- **Your objective**:
Reproduce the entries below in full and without error.

════════════════

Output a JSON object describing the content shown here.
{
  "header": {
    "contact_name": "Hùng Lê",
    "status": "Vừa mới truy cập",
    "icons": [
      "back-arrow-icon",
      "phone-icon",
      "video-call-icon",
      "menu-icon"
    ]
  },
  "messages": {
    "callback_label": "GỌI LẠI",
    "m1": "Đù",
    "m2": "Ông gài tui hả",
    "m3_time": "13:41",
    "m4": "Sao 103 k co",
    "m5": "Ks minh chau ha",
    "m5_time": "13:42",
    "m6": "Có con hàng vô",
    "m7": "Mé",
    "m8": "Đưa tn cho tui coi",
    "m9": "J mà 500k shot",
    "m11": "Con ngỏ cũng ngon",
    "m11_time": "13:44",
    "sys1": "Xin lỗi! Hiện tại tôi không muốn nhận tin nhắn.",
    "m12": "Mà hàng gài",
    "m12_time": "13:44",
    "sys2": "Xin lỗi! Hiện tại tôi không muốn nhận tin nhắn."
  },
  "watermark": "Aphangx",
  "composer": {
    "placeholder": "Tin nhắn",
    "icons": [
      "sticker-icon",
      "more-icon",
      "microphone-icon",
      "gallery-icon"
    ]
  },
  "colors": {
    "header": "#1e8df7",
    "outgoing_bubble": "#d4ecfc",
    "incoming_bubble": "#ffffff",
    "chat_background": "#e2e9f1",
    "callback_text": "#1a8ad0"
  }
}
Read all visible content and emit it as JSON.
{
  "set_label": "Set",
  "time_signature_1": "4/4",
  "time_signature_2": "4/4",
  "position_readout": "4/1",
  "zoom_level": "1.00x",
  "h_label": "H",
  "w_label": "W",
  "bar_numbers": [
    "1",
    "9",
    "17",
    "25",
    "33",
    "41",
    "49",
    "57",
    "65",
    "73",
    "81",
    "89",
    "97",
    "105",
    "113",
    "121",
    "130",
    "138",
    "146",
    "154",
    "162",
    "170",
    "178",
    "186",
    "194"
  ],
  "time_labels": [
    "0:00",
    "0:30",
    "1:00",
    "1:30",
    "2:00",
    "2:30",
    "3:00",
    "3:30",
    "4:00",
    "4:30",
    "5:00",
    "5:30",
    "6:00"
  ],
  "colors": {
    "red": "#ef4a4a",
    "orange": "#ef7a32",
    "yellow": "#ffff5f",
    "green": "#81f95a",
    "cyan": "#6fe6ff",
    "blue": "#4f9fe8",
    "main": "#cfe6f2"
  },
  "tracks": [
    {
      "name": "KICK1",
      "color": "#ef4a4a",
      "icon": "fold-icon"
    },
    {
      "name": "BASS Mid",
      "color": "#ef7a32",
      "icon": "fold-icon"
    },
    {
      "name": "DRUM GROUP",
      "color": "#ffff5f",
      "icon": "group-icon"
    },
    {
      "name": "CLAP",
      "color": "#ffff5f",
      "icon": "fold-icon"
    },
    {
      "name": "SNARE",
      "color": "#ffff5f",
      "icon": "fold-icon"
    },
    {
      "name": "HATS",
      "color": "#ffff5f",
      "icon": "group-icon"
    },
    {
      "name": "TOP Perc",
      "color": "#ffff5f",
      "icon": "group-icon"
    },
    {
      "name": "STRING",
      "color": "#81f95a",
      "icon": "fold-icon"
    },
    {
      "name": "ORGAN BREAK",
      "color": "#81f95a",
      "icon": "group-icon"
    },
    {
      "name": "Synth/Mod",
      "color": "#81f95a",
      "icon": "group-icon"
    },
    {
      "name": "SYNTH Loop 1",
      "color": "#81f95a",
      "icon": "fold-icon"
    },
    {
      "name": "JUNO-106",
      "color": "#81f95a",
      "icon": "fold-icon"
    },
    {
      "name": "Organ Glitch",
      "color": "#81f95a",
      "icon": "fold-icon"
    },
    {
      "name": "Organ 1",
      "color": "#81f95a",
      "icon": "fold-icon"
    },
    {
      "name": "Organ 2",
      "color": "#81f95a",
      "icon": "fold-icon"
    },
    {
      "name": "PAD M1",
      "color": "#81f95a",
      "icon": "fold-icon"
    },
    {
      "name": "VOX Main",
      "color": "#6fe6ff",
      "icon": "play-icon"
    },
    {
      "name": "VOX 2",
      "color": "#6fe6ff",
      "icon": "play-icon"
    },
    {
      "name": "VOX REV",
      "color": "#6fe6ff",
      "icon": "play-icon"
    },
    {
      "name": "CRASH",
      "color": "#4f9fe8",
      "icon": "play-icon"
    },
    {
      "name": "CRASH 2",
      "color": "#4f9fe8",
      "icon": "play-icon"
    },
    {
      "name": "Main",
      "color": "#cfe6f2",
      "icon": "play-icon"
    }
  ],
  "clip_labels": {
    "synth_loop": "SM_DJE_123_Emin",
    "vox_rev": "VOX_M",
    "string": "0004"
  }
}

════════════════

- **Problem solution**:
Output a JSON object describing the content shown here.
{
  "header": {
    "contact_name": "Hùng Lê",
    "status": "Vừa mới truy cập",
    "icons": [
      "back-arrow-icon",
      "phone-icon",
      "video-call-icon",
      "menu-icon"
    ]
  },
  "messages": {
    "callback_label": "GỌI LẠI",
    "m1": "Đù",
    "m2": "Ông gài tui hả",
    "m3_time": "13:41",
    "m4": "Sao 103 k co",
    "m5": "Ks minh chau ha",
    "m5_time": "13:42",
    "m6": "Có con hàng vô",
    "m7": "Mé",
    "m8": "Đưa tn cho tui coi",
    "m9": "J mà 500k shot",
    "m11": "Con ngỏ cũng ngon",
    "m11_time": "13:44",
    "sys1": "Xin lỗi! Hiện tại tôi không muốn nhận tin nhắn.",
    "m12": "Mà hàng gài",
    "m12_time": "13:44",
    "sys2": "Xin lỗi! Hiện tại tôi không muốn nhận tin nhắn."
  },
  "watermark": "Aphangx",
  "composer": {
    "placeholder": "Tin nhắn",
    "icons": [
      "sticker-icon",
      "more-icon",
      "microphone-icon",
      "gallery-icon"
    ]
  },
  "colors": {
    "header": "#1e8df7",
    "outgoing_bubble": "#d4ecfc",
    "incoming_bubble": "#ffffff",
    "chat_background": "#e2e9f1",
    "callback_text": "#1a8ad0"
  }
}
Read all visible content and emit it as JSON.
{
  "set_label": "Set",
  "time_signature_1": "4/4",
  "time_signature_2": "4/4",
  "position_readout": "4/1",
  "zoom_level": "1.00x",
  "h_label": "H",
  "w_label": "W",
  "bar_numbers": [
    "1",
    "9",
    "17",
    "25",
    "33",
    "41",
    "49",
    "57",
    "65",
    "73",
    "81",
    "89",
    "97",
    "105",
    "113",
    "121",
    "130",
    "138",
    "146",
    "154",
    "162",
    "170",
    "178",
    "186",
    "194"
  ],
  "time_labels": [
    "0:00",
    "0:30",
    "1:00",
    "1:30",
    "2:00",
    "2:30",
    "3:00",
    "3:30",
    "4:00",
    "4:30",
    "5:00",
    "5:30",
    "6:00"
  ],
  "colors": {
    "red": "#ef4a4a",
    "orange": "#ef7a32",
    "yellow": "#ffff5f",
    "green": "#81f95a",
    "cyan": "#6fe6ff",
    "blue": "#4f9fe8",
    "main": "#cfe6f2"
  },
  "tracks": [
    {
      "name": "KICK1",
      "color": "#ef4a4a",
      "icon": "fold-icon"
    },
    {
      "name": "BASS Mid",
      "color": "#ef7a32",
      "icon": "fold-icon"
    },
    {
      "name": "DRUM GROUP",
      "color": "#ffff5f",
      "icon": "group-icon"
    },
    {
      "name": "CLAP",
      "color": "#ffff5f",
      "icon": "fold-icon"
    },
    {
      "name": "SNARE",
      "color": "#ffff5f",
      "icon": "fold-icon"
    },
    {
      "name": "HATS",
      "color": "#ffff5f",
      "icon": "group-icon"
    },
    {
      "name": "TOP Perc",
      "color": "#ffff5f",
      "icon": "group-icon"
    },
    {
      "name": "STRING",
      "color": "#81f95a",
      "icon": "fold-icon"
    },
    {
      "name": "ORGAN BREAK",
      "color": "#81f95a",
      "icon": "group-icon"
    },
    {
      "name": "Synth/Mod",
      "color": "#81f95a",
      "icon": "group-icon"
    },
    {
      "name": "SYNTH Loop 1",
      "color": "#81f95a",
      "icon": "fold-icon"
    },
    {
      "name": "JUNO-106",
      "color": "#81f95a",
      "icon": "fold-icon"
    },
    {
      "name": "Organ Glitch",
      "color": "#81f95a",
      "icon": "fold-icon"
    },
    {
      "name": "Organ 1",
      "color": "#81f95a",
      "icon": "fold-icon"
    },
    {
      "name": "Organ 2",
      "color": "#81f95a",
      "icon": "fold-icon"
    },
    {
      "name": "PAD M1",
      "color": "#81f95a",
      "icon": "fold-icon"
    },
    {
      "name": "VOX Main",
      "color": "#6fe6ff",
      "icon": "play-icon"
    },
    {
      "name": "VOX 2",
      "color": "#6fe6ff",
      "icon": "play-icon"
    },
    {
      "name": "VOX REV",
      "color": "#6fe6ff",
      "icon": "play-icon"
    },
    {
      "name": "CRASH",
      "color": "#4f9fe8",
      "icon": "play-icon"
    },
    {
      "name": "CRASH 2",
      "color": "#4f9fe8",
      "icon": "play-icon"
    },
    {
      "name": "Main",
      "color": "#cfe6f2",
      "icon": "play-icon"
    }
  ],
  "clip_labels": {
    "synth_loop": "SM_DJE_123_Emin",
    "vox_rev": "VOX_M",
    "string": "0004"
  }
}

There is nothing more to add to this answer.